---------- DATA SECTION ----------
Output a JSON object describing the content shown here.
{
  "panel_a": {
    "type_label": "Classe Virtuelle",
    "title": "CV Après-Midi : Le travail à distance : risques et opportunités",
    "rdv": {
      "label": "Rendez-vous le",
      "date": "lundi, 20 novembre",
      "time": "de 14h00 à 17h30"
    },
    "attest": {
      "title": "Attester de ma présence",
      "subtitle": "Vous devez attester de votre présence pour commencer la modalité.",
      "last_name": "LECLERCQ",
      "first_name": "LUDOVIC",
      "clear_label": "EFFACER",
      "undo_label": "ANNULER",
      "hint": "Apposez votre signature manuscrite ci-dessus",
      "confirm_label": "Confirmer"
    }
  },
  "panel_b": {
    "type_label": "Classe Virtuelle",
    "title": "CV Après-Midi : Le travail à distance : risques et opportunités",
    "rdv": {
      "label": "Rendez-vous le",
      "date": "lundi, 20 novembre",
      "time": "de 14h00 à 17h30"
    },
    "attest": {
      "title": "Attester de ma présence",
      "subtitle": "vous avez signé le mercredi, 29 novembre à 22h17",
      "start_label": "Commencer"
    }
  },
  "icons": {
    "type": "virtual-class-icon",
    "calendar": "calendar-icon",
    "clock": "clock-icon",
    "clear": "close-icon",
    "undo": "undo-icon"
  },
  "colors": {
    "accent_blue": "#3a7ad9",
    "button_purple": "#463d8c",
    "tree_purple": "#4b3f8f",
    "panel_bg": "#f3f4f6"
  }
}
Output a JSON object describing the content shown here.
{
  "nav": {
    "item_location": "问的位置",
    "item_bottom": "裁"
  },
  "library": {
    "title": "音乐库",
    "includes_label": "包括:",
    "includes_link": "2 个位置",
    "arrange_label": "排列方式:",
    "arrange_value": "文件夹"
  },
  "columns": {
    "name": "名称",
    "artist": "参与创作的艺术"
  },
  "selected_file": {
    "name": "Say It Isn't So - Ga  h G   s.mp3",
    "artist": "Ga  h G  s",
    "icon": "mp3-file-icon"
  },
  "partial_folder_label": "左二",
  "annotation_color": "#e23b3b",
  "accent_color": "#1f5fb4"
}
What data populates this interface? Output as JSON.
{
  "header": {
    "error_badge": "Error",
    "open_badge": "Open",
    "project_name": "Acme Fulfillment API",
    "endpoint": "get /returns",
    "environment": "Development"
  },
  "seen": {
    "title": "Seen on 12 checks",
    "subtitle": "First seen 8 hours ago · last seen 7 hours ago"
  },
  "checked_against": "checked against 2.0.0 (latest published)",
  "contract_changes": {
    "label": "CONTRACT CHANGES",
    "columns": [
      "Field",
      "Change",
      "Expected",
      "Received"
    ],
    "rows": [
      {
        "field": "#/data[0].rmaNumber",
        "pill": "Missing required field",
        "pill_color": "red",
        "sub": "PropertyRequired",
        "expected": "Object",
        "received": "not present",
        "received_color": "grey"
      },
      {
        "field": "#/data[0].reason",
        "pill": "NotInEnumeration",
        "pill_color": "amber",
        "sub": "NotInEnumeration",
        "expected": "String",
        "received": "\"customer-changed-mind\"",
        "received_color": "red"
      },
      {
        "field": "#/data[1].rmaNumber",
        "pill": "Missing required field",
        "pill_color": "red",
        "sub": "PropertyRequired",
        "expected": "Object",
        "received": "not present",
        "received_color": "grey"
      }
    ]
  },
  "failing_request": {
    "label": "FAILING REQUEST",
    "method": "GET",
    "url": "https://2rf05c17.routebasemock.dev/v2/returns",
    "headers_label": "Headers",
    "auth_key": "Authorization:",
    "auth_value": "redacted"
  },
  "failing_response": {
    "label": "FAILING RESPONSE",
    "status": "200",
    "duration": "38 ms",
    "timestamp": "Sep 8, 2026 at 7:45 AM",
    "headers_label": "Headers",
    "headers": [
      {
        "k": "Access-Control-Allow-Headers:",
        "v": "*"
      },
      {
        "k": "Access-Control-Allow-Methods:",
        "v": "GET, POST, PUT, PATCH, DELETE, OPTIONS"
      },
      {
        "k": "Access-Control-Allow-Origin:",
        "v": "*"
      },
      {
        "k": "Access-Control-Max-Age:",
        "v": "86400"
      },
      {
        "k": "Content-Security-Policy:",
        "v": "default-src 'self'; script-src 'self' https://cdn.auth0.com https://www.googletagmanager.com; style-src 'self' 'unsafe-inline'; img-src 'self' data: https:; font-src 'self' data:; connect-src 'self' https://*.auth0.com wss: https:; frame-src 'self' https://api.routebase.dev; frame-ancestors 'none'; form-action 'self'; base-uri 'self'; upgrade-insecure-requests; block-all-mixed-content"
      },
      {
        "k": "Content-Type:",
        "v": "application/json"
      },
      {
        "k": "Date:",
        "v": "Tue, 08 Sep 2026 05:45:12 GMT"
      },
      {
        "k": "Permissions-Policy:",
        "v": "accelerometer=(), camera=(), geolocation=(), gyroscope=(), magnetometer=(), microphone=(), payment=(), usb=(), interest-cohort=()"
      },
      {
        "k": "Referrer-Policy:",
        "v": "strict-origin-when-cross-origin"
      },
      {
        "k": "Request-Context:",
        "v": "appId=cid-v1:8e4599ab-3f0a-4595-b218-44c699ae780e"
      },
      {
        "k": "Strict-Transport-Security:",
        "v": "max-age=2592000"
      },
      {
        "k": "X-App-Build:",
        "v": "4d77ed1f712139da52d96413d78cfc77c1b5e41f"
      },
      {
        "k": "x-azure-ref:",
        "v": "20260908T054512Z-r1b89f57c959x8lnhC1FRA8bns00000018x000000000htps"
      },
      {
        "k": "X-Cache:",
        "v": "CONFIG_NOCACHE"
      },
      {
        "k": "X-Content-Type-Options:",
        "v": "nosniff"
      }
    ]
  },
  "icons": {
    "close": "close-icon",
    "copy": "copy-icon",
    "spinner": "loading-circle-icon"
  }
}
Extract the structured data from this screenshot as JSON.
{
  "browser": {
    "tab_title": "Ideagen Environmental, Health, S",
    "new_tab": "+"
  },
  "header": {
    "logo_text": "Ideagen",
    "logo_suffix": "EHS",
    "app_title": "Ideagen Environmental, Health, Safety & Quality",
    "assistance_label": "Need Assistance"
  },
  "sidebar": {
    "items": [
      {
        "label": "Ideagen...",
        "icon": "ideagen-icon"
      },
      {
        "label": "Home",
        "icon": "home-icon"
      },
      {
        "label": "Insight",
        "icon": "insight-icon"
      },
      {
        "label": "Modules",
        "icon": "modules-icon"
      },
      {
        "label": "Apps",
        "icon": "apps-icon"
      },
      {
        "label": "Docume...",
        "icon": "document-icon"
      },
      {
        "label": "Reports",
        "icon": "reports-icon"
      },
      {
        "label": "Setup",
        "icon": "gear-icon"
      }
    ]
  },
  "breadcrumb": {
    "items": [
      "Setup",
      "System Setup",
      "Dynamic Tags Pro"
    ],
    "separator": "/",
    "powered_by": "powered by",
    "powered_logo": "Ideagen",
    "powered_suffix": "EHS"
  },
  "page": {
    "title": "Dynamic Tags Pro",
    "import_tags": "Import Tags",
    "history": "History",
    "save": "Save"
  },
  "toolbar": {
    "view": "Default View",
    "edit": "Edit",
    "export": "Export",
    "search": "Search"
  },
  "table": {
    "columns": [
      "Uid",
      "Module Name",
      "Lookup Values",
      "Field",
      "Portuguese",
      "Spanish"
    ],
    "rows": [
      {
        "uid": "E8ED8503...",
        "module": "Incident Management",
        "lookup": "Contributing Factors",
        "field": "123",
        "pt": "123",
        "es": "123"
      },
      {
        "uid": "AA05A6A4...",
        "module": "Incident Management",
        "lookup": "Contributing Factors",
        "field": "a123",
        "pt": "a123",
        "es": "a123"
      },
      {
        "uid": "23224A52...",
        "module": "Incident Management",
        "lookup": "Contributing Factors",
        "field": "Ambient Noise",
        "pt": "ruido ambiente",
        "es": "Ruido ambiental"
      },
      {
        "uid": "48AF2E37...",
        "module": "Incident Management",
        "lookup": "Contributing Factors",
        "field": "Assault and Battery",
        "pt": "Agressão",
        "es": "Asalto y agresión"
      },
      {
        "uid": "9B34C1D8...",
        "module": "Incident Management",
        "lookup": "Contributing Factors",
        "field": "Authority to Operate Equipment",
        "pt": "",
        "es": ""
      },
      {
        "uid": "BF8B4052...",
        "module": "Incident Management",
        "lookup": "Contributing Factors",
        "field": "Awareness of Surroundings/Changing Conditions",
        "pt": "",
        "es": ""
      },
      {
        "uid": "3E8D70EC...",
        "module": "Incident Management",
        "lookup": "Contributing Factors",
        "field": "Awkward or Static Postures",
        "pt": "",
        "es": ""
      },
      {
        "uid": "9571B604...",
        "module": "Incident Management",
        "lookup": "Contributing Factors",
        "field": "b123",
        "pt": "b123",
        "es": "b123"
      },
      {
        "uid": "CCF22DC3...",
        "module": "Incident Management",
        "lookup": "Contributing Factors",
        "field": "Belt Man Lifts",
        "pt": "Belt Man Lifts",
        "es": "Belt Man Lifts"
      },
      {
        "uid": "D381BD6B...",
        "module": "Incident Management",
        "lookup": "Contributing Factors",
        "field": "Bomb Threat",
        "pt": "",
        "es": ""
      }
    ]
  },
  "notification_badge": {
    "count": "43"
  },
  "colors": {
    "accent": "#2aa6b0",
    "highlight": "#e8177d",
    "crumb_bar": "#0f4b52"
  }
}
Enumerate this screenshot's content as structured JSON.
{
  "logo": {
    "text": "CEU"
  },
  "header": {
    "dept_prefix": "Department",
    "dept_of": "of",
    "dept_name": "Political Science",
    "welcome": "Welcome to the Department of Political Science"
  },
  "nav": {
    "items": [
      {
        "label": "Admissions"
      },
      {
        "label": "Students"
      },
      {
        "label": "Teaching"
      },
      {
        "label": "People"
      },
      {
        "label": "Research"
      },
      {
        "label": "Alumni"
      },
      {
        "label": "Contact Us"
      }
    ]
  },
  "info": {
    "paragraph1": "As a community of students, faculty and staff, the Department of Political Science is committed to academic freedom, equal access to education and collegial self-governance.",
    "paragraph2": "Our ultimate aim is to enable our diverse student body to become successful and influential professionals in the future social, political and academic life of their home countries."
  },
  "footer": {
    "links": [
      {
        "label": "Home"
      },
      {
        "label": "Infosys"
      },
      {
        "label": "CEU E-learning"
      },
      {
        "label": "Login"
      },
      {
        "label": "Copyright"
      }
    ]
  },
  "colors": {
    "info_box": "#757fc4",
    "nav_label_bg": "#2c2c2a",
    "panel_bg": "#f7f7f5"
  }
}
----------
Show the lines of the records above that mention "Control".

**COMPLETED TASK**
        "k": "Access-Control-Allow-Headers:",
        "k": "Access-Control-Allow-Methods:",
        "k": "Access-Control-Allow-Origin:",
        "k": "Access-Control-Max-Age:",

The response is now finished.